BEGIN GIVEN RECORDS
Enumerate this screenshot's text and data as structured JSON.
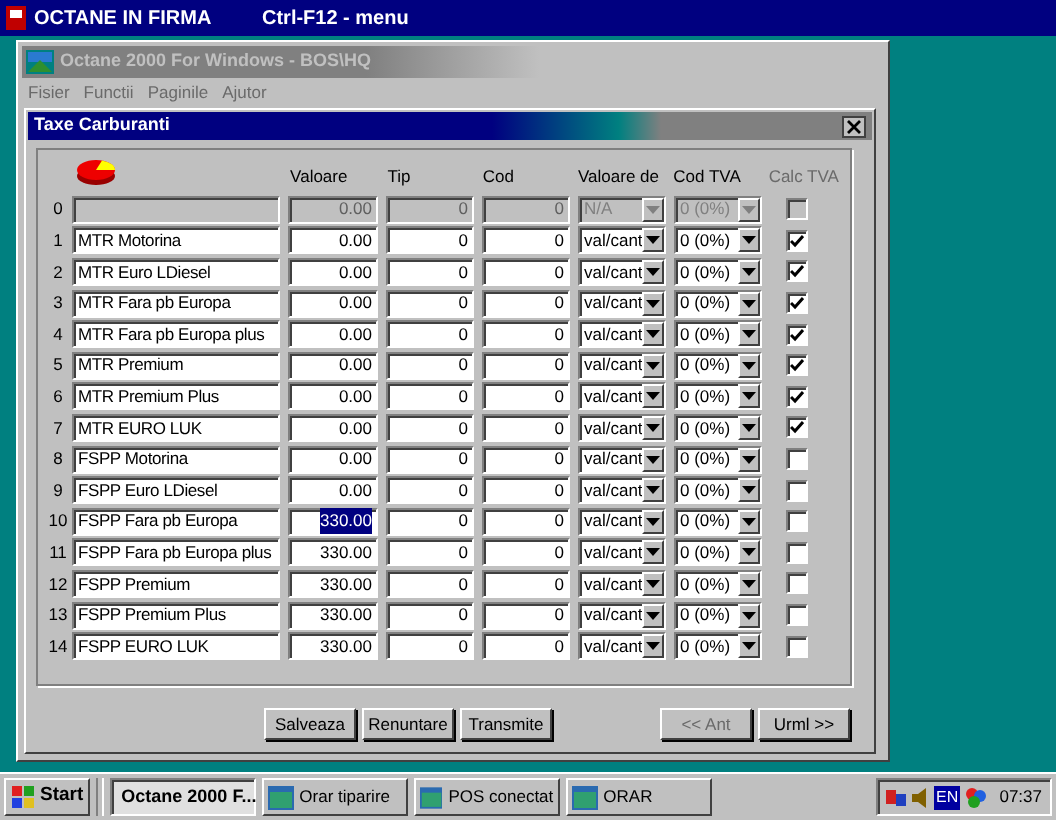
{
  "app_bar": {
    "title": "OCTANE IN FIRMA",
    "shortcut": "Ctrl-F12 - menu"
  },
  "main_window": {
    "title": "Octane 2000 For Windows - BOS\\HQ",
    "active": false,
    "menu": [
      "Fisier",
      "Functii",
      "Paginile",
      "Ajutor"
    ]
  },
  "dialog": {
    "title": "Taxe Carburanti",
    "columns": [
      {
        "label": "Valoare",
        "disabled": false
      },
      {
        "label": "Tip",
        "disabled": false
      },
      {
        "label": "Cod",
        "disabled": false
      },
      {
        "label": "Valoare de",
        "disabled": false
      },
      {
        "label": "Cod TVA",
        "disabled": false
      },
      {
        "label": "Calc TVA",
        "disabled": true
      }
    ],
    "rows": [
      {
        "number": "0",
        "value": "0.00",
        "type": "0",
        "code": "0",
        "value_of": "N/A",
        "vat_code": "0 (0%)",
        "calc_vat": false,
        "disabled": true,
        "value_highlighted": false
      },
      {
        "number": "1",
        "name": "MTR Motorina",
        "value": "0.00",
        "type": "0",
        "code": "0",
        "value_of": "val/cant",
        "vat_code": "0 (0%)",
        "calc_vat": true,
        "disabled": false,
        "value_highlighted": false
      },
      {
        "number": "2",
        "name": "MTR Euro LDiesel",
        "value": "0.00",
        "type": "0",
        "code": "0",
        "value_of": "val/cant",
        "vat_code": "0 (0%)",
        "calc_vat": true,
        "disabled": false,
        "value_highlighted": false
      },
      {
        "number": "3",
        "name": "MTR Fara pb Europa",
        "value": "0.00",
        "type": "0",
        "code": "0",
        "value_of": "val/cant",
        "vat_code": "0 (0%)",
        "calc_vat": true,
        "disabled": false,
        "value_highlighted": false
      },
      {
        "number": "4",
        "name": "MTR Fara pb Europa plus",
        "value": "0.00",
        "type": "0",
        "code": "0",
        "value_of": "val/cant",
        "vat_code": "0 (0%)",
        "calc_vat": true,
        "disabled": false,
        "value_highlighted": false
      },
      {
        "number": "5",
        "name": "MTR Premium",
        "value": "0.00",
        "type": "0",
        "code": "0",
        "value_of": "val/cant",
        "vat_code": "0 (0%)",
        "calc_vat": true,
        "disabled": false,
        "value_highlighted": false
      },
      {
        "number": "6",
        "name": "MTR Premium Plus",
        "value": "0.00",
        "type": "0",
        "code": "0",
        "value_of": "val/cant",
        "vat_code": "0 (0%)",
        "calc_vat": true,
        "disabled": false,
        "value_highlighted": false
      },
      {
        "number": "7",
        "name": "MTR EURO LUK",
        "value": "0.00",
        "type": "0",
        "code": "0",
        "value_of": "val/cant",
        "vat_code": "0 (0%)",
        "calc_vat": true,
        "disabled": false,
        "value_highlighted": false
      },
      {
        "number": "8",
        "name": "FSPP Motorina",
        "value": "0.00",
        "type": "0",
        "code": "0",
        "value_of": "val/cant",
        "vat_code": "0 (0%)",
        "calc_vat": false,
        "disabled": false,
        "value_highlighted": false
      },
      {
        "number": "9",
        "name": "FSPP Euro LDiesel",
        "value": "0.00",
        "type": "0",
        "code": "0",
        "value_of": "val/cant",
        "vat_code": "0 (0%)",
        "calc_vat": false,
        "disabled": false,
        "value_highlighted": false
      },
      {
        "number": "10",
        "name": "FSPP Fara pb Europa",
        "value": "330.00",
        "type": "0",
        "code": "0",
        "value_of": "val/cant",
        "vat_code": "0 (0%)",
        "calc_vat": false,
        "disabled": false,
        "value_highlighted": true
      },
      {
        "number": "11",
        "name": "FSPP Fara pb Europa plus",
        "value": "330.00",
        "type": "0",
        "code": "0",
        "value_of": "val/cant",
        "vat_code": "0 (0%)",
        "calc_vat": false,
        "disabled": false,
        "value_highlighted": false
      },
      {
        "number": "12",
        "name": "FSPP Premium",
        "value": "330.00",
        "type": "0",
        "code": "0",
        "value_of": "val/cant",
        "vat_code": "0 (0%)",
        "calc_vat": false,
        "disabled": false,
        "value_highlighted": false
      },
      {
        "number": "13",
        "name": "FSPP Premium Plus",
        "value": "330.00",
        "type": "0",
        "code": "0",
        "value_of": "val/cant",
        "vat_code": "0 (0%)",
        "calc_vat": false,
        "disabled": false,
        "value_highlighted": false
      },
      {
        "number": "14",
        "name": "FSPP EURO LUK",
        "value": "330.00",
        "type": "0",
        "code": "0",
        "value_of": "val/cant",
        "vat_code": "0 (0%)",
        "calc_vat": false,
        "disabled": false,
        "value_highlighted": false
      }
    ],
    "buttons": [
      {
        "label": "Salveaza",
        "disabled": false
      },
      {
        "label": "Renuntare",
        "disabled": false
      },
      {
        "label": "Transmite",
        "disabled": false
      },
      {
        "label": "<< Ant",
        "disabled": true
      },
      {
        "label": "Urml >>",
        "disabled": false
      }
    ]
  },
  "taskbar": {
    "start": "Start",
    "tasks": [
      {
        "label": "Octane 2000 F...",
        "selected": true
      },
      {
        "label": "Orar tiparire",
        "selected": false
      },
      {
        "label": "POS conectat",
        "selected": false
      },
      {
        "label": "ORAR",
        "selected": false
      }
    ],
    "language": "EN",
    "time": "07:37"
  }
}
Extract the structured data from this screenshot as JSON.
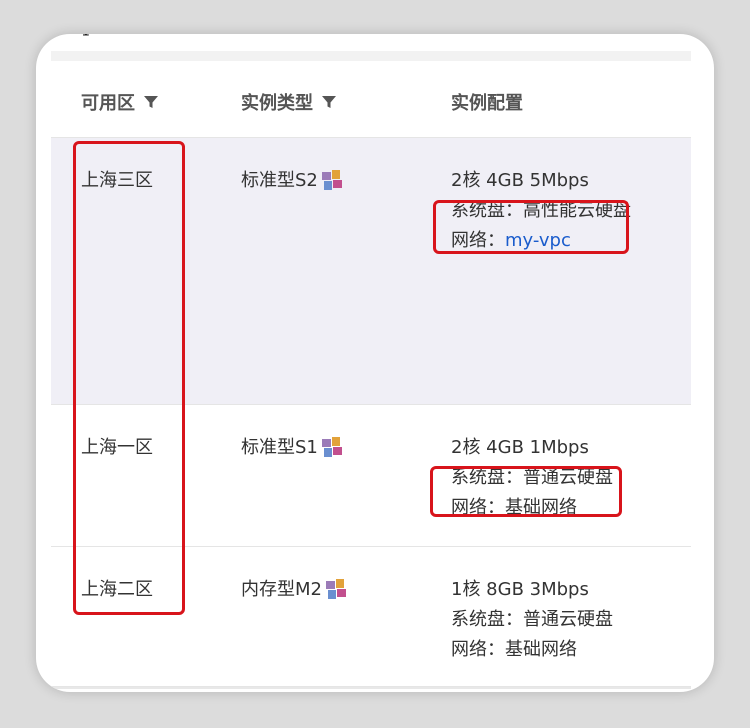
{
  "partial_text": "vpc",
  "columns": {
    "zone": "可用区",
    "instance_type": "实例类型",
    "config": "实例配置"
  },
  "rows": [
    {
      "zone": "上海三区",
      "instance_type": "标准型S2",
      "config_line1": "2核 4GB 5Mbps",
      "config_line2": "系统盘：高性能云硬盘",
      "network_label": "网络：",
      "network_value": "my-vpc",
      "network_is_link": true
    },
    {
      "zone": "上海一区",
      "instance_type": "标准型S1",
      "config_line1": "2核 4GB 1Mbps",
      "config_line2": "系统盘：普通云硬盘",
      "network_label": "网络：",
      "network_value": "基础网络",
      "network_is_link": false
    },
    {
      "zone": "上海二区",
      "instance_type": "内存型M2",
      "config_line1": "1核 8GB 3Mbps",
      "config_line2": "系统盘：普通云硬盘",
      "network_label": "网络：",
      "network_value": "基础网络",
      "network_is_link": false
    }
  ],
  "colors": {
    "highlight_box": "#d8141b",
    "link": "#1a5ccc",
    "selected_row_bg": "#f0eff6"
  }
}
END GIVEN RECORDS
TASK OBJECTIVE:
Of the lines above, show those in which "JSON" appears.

RESPONSE AREA:
Enumerate this screenshot's text and data as structured JSON.
Extract the structured data from this screenshot as JSON.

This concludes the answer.